Basically there are three theories that may explain the popularity of this kind of literature. One is that the crime story is a relaxing pastime and will put your mind off your everyday hassles. It provides action-filled and delightful entertainment. It will probably give you a thrill and a surprise ending, but in a way that you feel at home in the familiar universe of a crime story. Secondly, many like to read such stories to challenge their own intellect; they find it amusing to try and figure out “whodunit” before the detective or the inspector can come up with a solution. Some readers are so eager that they have to check the last page before they have read the whole story. The last theory is a bit unsettling, as it will claim that our attraction to stories about violence and crime rises from our secret affinity for the dark instincts and urges within ourselves. If so, it is a good thing that most of us can compensate by reading about violence and watching films about crime instead of practising it. In any case, it is good for our mental health to see and read about clever detectives and police inspectors who catch the bad guys and bring them to justice, which is actually what happens in the real world.
Comprehension and Discussion
- What do you think is meant by "structural clichès"? (As opposed to verbal clichès.)
- Can you come up with more examples of police or detective stories / films that are drawn along the same lines as in the article?
- What is the narrative function of the police inspector's partner?
- What is in your opinion the reason why crime is such a popular genre?
- The article mentions two main genres of crime fiction, but there may be more (organised crime, mafia, poliitical thrillers, spy stories, corrupt police, investigating journalists) Can you think of typical elements of such genres?
- Choose one of the detectives and find out more about the character and his/her creator. (Most authors have their own website.) Make a short presentation. Include the following points:
- setting of novel(s) (place, time)
- background of main character
- personality of main character
- does he/she have a partner
- titles of some of novels
- author's background
- One of the most famous detectives is Sherlock Holmes, created by Arthur Conan Doyle at the end of the 19th and beginning of the 20th century. What was special about Sherlock Holmes and his method of detection?

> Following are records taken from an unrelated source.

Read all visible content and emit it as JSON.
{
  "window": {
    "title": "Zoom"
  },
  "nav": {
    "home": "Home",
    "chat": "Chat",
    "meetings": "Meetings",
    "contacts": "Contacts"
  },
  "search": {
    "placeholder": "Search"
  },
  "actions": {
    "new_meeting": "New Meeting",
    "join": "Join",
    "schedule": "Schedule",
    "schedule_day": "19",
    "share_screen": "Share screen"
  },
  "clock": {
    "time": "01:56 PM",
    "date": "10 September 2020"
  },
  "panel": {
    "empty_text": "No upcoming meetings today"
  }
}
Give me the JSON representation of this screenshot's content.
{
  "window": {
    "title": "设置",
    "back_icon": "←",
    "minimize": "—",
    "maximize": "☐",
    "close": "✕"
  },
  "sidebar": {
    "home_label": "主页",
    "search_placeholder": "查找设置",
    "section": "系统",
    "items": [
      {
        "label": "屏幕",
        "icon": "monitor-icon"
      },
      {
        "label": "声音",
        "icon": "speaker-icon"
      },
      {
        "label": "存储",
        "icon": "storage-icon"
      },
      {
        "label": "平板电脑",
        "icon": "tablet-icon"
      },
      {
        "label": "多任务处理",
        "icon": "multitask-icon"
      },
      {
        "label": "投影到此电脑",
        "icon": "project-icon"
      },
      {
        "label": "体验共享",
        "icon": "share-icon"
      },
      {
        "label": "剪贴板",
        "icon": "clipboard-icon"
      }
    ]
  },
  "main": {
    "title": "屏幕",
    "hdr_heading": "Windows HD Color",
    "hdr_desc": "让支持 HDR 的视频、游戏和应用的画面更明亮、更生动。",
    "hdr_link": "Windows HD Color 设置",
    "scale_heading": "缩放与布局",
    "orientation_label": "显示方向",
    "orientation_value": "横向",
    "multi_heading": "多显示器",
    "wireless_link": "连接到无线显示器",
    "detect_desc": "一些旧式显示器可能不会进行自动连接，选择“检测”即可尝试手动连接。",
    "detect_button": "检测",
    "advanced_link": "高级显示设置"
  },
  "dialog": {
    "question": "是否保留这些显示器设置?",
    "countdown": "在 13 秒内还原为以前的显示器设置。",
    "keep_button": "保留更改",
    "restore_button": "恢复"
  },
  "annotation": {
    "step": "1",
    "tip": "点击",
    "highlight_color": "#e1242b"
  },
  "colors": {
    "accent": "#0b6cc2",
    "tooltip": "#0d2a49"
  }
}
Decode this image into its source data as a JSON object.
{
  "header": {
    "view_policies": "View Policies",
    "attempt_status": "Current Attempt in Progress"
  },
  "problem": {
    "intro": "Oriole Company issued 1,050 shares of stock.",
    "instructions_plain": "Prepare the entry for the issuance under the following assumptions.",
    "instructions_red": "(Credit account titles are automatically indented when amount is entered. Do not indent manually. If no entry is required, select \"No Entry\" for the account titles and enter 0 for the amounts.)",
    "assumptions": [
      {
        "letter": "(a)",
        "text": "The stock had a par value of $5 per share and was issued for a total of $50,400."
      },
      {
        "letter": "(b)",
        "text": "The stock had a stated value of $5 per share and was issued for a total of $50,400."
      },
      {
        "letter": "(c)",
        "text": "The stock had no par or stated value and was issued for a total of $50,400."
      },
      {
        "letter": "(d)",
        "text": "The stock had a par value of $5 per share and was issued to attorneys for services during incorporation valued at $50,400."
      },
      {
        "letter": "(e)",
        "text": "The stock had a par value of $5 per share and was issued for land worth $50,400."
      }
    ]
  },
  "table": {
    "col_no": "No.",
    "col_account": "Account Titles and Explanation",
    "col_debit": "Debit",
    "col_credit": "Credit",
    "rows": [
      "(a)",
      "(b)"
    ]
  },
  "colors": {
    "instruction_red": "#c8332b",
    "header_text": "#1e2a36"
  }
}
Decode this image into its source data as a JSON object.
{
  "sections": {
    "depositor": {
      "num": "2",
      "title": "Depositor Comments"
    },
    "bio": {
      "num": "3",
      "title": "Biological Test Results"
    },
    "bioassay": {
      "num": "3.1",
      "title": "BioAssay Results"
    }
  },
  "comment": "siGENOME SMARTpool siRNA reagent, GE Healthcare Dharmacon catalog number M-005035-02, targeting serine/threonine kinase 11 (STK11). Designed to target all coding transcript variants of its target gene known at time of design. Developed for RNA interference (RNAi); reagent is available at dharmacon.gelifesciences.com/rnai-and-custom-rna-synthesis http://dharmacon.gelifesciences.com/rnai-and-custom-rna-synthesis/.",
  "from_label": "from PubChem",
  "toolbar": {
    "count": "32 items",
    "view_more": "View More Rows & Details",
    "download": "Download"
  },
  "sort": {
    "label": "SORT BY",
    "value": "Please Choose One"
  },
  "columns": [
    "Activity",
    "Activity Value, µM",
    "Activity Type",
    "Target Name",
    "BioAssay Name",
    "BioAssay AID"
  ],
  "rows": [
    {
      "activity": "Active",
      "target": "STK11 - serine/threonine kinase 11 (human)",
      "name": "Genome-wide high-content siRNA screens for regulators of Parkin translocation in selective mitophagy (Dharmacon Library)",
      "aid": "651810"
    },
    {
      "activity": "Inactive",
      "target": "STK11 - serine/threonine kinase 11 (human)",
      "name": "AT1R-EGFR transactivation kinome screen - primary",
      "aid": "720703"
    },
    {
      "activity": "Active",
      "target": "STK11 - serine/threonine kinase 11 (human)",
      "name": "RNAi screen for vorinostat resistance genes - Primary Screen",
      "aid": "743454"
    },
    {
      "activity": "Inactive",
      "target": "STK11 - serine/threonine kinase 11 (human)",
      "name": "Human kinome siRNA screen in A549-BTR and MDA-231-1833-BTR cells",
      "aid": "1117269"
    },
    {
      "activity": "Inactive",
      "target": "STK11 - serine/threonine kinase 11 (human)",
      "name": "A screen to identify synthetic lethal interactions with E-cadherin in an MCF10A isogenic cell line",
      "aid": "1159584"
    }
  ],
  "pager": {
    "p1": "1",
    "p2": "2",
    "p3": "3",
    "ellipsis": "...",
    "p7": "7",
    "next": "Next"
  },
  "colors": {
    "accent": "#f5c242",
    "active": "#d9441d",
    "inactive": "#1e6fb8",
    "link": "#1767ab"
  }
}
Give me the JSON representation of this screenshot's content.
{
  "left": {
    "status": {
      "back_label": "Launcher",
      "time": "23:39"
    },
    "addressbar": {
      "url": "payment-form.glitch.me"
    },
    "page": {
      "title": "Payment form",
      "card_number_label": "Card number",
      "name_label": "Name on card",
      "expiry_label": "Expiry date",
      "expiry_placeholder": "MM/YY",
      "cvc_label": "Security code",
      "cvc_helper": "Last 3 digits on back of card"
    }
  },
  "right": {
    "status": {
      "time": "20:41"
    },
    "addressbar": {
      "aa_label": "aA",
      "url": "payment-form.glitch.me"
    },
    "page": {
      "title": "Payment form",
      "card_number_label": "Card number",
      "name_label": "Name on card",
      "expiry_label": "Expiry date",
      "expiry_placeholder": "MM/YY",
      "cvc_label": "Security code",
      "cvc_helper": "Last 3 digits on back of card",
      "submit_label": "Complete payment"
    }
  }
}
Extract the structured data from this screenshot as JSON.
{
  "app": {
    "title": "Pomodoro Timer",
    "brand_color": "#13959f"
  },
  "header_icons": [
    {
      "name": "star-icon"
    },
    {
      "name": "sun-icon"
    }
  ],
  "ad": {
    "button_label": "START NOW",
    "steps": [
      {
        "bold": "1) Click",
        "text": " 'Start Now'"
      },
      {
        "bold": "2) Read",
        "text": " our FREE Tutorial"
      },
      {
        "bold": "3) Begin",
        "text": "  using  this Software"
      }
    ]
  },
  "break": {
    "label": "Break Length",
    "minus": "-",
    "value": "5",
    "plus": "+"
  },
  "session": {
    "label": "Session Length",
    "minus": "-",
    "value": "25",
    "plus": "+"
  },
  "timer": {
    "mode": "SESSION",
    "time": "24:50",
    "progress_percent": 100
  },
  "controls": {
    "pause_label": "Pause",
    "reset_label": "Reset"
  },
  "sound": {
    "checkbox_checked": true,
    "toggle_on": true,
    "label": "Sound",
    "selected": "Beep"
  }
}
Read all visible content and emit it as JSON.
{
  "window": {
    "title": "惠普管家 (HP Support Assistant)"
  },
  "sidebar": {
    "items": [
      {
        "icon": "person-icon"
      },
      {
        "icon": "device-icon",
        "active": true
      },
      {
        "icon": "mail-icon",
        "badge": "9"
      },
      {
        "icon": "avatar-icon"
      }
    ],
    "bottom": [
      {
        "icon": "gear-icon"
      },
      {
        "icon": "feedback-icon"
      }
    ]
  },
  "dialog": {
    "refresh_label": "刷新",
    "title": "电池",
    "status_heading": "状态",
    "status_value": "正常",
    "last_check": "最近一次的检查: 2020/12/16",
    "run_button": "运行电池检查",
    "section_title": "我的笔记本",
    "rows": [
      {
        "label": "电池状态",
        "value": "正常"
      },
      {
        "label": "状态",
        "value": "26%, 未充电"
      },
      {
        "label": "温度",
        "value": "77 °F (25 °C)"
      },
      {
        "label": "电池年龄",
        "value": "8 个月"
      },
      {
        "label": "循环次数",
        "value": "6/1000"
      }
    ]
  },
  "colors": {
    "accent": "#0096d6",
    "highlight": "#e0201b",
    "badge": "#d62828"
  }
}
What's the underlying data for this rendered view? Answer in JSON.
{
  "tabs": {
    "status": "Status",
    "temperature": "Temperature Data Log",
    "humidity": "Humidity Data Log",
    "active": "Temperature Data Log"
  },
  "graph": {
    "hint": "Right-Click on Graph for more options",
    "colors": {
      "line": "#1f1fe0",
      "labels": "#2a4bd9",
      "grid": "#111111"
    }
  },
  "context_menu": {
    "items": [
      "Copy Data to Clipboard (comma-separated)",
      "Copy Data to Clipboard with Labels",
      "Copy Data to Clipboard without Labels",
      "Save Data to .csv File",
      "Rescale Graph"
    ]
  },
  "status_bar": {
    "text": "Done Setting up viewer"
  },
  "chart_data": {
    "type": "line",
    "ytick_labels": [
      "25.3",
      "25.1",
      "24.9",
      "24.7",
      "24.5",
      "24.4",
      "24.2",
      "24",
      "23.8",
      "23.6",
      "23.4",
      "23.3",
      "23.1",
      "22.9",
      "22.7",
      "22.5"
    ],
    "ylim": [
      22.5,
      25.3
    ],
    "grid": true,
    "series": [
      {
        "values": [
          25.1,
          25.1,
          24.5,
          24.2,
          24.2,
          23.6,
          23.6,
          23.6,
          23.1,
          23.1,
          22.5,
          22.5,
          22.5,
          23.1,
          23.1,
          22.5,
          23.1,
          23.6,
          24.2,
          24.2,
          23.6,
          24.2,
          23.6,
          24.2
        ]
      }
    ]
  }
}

A new BBC series, Sherlock, based on Conan Doyle's character, was first shown in 2010. Compare the new Sherlock with the original story (setting, characters, style, etc.) and make a short presentation. You can find more information about Sherlock Holmes and the novels at this link: